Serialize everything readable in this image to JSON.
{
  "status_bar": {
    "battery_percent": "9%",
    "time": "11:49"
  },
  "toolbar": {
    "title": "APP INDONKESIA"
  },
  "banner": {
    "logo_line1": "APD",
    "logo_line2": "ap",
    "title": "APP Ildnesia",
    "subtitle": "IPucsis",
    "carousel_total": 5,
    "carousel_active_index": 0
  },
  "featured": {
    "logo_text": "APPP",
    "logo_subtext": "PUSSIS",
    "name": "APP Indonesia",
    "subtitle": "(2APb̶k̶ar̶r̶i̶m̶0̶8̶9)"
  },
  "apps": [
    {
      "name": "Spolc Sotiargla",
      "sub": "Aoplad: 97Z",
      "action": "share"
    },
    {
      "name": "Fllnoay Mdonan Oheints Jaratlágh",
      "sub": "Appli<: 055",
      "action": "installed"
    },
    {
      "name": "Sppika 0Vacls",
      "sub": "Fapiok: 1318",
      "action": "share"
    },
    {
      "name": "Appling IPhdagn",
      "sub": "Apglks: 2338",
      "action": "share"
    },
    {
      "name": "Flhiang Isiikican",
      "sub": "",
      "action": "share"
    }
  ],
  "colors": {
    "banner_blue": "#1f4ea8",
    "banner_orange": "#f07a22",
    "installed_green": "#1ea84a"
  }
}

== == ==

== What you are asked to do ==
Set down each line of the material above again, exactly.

== Finished exercise ==
Serialize everything readable in this image to JSON.
{
  "status_bar": {
    "battery_percent": "9%",
    "time": "11:49"
  },
  "toolbar": {
    "title": "APP INDONKESIA"
  },
  "banner": {
    "logo_line1": "APD",
    "logo_line2": "ap",
    "title": "APP Ildnesia",
    "subtitle": "IPucsis",
    "carousel_total": 5,
    "carousel_active_index": 0
  },
  "featured": {
    "logo_text": "APPP",
    "logo_subtext": "PUSSIS",
    "name": "APP Indonesia",
    "subtitle": "(2APb̶k̶ar̶r̶i̶m̶0̶8̶9)"
  },
  "apps": [
    {
      "name": "Spolc Sotiargla",
      "sub": "Aoplad: 97Z",
      "action": "share"
    },
    {
      "name": "Fllnoay Mdonan Oheints Jaratlágh",
      "sub": "Appli<: 055",
      "action": "installed"
    },
    {
      "name": "Sppika 0Vacls",
      "sub": "Fapiok: 1318",
      "action": "share"
    },
    {
      "name": "Appling IPhdagn",
      "sub": "Apglks: 2338",
      "action": "share"
    },
    {
      "name": "Flhiang Isiikican",
      "sub": "",
      "action": "share"
    }
  ],
  "colors": {
    "banner_blue": "#1f4ea8",
    "banner_orange": "#f07a22",
    "installed_green": "#1ea84a"
  }
}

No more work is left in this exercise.